 - location Eastmain
 - elevation 0 m (0 ft)
 - coordinates 52°14′30″N 78°34′00″W / 52.24167°N 78.56667°W / 52.24167; -78.56667Coordinates: 52°14′30″N 78°34′00″W / 52.24167°N 78.56667°W / 52.24167; -78.56667
Length 756 km (470 mi) [1]
Basin 46,400 km2 (17,900 sq mi) [1]
 - average 930 m3/s (32,840 cu ft/s) [1]
Eastmain map.png
Eastmain River original basin in yellow and orange. Diverted basin in orange.

The Eastmain River is a river in west central Quebec which rises in central Quebec and flows 800 km west to drain into James Bay. 'East Main' is an old name for the east side of James Bay. This river drains an area of 46,400 km². The First Nations Cree village of Eastmain is located at the mouth of the river.

Since the late 1980s, most of the waters of the Eastmain River have been diverted and flow northwards through the Opinaca Reservoir, with a surface area of about 950 km², and into the Robert-Bourassa Reservoir of Hydro-Québec's La Grande Complex. The remainder of the Eastmain River only contains a fraction of its former volume, permitting freeze-up in winter (see photo).
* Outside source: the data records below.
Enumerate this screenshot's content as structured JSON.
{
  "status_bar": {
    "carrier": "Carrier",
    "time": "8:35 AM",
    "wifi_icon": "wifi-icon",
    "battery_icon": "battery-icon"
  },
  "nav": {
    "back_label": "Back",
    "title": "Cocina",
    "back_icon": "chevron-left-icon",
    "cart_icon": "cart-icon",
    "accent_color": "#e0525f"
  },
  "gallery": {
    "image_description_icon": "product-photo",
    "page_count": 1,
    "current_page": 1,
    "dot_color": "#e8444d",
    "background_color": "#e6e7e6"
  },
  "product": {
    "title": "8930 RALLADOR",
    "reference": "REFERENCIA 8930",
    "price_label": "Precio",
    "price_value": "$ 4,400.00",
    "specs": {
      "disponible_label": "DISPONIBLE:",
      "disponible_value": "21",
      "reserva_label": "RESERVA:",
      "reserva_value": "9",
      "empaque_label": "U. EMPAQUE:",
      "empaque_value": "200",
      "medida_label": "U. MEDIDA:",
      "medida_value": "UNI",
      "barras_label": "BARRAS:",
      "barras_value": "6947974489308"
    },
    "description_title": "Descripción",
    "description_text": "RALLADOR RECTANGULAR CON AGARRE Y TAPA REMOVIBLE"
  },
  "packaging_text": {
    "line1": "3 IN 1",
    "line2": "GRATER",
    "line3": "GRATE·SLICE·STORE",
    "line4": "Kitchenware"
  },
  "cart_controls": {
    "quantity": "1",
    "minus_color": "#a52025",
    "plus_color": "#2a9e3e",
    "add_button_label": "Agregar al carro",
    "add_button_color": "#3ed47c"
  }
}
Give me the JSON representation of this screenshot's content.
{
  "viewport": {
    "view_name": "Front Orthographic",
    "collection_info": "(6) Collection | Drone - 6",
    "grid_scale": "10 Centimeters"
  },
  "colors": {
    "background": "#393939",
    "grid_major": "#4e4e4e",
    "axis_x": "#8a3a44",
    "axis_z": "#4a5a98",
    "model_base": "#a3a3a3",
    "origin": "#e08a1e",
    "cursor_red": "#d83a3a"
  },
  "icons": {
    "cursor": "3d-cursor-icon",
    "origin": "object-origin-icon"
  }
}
A further hydroelectric project on the upper Eastmain River is currently under construction (2005). The project was part of the original hydroelectric project provided for by the James Bay and Northern Quebec Agreement of 1975. The Eastmain Reservoir will eventually have a surface area of about 600 km² and the Eastmain-1 power plant will generate a maximum of 900 MW.

The Eastmain river was named after the Hudson's Bay Company's East Main District which was located east and south of Hudson Bay. The mouth of the Eastmain was a center of the fur trade. Charles Bayly reached it from Rupert House in the 1670s. After Rupert House was destroyed in 1686 the area was visited by a ship from York Factory. In 1723-24 Joseph Myatt of the Hudson's Bay Company built a post.[2]

See also[edit]


  1. ^ a b c Atlas of Canada Archived February 2, 2007, at the Wayback Machine. (all values of original river prior to hydro-electric development.)
  2. ^ Arthur S Morton,"A History of the Canadian West to 1870-71", no date, circa 1950